Hundreds of Summit Academy students and families embraced reading and writing at their sixth annual literacy night, which featured a visit from children’s author Kristyn Crow and included several workshops.
The recent literacy night was part of a three-week reading emphasis at the school, which also included a writing contest. Student winners were honored that evening.
“Our theme is ‘I can be the one who…’ and in a writing contest, we asked them how they could make the world better,” literacy facilitator Colli Lucas said. “With reading, we’re encouraging each grade to meet a goal for three weeks and learn how they can be the one who changes the world through reading.”
The literacy night’s workshops began before the main speakers and included “Grandma Gertie’s” storytime, making bookmarks, literacy bingo, a book walk similar to a cake walk and other activities.
At the bookmark station, Mark Boyson was there with his preschooler, Ella who was placing foam letters to spell her name on the bookmark.
“We read to our kids, and they read to us,” he said. “It’s important that kids read as they’re growing up so they’re always learning. It’s a great bonding time for us.”
Student Parent Organization President Mickie Rhoads said that every year the school promotes a night for reading and writing so kids will have a love for them.
“They are the building blocks for their future in school, whether it’s spelling or math, and it’s necessary in every career in their future. The kids get all geared up and excited for literacy night and it’s a lot of fun,” she said.
Author Kristyn Crow was the highlight of the evening with readings from “Zombelina” and from “Skeleton Cat,” which included about 30 student helpers. She walked students through how a book gets published from idea to finished work.
“Ideas come from everywhere,” she said. “I used the creek behind my grandparents’ house where we would catch crayfish and instead made up a monster in the trees, and it became the idea for ‘Bedtime at the Swamp.’ My daughter was 3 when she was carrying this big cat around, and we don’t own a cat. And it gave me an idea to write a story about a fat cat. Then I changed it to a skinny cat that could fit between fence slots, and that’s where the idea for ‘Skeleton Cat’ came from.”
She also demystified preconceived thoughts about authors’ lives.
“Some people think authors live in palaces far away because I know that’s what I thought. But I’m a mom of seven kids, and I do the dishes and do what moms do. Writers can work in their pajamas, but it can be isolated. I’ve never met my editor,” she said.
Crow said she hoped she inspired students that evening.
“I dreamt of being an author at age 5, and you can be one, too,” she told them. “No matter what you grow up to be, you can be an author too. If you’re a chef, a scientist or whatever you choose, people will want to read what you write.
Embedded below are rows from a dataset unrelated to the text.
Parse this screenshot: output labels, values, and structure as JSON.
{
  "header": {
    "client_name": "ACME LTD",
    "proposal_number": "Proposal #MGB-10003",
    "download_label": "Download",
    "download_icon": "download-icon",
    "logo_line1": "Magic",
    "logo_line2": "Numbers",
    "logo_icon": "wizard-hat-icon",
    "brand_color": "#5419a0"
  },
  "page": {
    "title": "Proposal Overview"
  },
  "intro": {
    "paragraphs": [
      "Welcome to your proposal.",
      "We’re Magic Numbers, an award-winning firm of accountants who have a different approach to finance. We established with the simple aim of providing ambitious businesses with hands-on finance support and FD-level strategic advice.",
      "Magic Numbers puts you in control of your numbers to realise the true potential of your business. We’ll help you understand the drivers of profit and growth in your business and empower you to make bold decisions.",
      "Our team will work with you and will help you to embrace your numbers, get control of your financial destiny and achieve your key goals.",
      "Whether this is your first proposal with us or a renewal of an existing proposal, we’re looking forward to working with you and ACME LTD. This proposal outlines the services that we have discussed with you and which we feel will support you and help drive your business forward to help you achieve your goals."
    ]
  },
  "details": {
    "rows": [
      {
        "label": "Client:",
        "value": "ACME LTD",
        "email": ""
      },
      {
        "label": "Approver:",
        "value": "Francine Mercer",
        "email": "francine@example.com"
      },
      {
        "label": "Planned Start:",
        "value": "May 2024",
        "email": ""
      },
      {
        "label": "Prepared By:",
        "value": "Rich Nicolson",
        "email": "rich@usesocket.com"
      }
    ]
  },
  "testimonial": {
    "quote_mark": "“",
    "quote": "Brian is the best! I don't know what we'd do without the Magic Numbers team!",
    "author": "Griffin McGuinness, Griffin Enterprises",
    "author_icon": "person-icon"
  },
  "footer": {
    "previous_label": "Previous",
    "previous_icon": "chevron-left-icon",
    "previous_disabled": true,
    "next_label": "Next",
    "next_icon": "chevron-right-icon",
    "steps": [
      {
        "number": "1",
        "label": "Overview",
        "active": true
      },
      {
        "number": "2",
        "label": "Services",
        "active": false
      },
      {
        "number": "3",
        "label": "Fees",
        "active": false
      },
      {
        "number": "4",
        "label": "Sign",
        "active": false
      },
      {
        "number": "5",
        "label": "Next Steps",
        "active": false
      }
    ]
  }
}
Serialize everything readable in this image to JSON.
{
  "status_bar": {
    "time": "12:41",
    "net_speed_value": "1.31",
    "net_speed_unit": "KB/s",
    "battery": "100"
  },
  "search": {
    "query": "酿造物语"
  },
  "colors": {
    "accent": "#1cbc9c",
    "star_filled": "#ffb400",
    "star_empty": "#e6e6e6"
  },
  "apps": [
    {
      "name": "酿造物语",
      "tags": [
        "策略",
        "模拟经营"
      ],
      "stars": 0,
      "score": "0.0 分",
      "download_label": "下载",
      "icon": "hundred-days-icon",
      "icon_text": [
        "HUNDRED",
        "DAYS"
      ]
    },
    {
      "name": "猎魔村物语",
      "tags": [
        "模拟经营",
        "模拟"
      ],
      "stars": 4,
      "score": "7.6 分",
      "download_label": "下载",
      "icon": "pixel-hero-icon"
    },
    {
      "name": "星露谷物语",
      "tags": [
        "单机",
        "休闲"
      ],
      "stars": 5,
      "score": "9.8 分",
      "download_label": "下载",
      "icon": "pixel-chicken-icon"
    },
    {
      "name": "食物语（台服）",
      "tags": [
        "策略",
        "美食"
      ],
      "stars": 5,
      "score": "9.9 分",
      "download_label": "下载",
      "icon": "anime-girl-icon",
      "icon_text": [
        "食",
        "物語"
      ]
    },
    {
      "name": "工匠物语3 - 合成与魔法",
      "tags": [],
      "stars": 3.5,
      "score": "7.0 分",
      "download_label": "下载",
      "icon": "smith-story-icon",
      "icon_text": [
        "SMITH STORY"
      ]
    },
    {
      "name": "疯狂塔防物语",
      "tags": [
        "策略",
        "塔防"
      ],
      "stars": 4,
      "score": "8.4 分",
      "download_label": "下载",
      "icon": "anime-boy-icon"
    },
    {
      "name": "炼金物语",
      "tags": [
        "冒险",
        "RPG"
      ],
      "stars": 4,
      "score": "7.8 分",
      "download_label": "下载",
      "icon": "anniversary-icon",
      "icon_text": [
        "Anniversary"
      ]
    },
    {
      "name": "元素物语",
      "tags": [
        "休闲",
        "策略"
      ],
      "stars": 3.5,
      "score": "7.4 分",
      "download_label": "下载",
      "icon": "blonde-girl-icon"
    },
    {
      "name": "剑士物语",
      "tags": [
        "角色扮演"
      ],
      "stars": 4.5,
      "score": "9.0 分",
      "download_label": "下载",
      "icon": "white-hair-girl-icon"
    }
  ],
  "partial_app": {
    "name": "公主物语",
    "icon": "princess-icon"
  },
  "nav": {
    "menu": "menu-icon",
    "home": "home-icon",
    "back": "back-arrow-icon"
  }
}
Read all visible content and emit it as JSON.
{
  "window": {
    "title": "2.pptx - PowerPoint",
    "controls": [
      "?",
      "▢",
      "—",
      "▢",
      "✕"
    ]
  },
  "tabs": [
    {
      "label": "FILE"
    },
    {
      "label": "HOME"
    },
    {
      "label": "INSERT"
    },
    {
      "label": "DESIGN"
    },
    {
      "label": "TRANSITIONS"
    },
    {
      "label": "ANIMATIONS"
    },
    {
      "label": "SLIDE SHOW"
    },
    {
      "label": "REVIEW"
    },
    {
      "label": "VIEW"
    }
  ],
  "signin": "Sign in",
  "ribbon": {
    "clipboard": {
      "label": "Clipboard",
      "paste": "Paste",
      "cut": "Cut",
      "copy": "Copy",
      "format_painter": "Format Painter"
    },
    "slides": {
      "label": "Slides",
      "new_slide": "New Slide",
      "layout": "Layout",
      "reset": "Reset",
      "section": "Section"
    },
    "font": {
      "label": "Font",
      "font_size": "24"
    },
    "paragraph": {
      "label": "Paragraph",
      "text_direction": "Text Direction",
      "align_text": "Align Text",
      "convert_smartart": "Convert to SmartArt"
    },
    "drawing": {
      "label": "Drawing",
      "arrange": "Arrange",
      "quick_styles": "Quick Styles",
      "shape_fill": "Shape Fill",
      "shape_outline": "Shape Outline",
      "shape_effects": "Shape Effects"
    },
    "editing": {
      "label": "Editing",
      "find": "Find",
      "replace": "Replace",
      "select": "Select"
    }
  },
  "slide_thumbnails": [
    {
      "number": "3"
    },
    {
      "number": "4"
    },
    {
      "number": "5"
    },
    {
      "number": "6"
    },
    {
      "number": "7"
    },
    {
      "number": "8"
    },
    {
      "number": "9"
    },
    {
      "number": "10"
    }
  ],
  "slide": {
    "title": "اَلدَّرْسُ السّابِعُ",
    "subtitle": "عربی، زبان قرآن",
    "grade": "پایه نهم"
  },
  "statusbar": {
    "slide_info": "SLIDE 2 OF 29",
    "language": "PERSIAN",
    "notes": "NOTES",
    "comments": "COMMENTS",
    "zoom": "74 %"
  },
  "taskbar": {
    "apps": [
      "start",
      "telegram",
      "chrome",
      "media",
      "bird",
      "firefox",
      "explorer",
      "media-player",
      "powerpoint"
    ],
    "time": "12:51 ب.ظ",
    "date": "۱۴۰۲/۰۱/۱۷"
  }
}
If you know something, you can write about it.”
A representative for Richard Paul Evans, Garrett Despain, spoke to students about Evans’ “Michael Vey” book series.
Despain said that Evans is his hero since Evans writes about his own neurological disorder, Tourette’s syndrome, in the books to educate others.
Tourette’s syndrome is an inherited disorder of the nervous system, with common symptoms including unwanted movements and noises called tics.
“Richard Paul Evans wanted you to learn about Tourette’s so you will understand it and not make fun of anyone with it,” Despain said. “He wants to change the world and fight bullies, and he is doing this through writing books and you’re doing this by reading them.”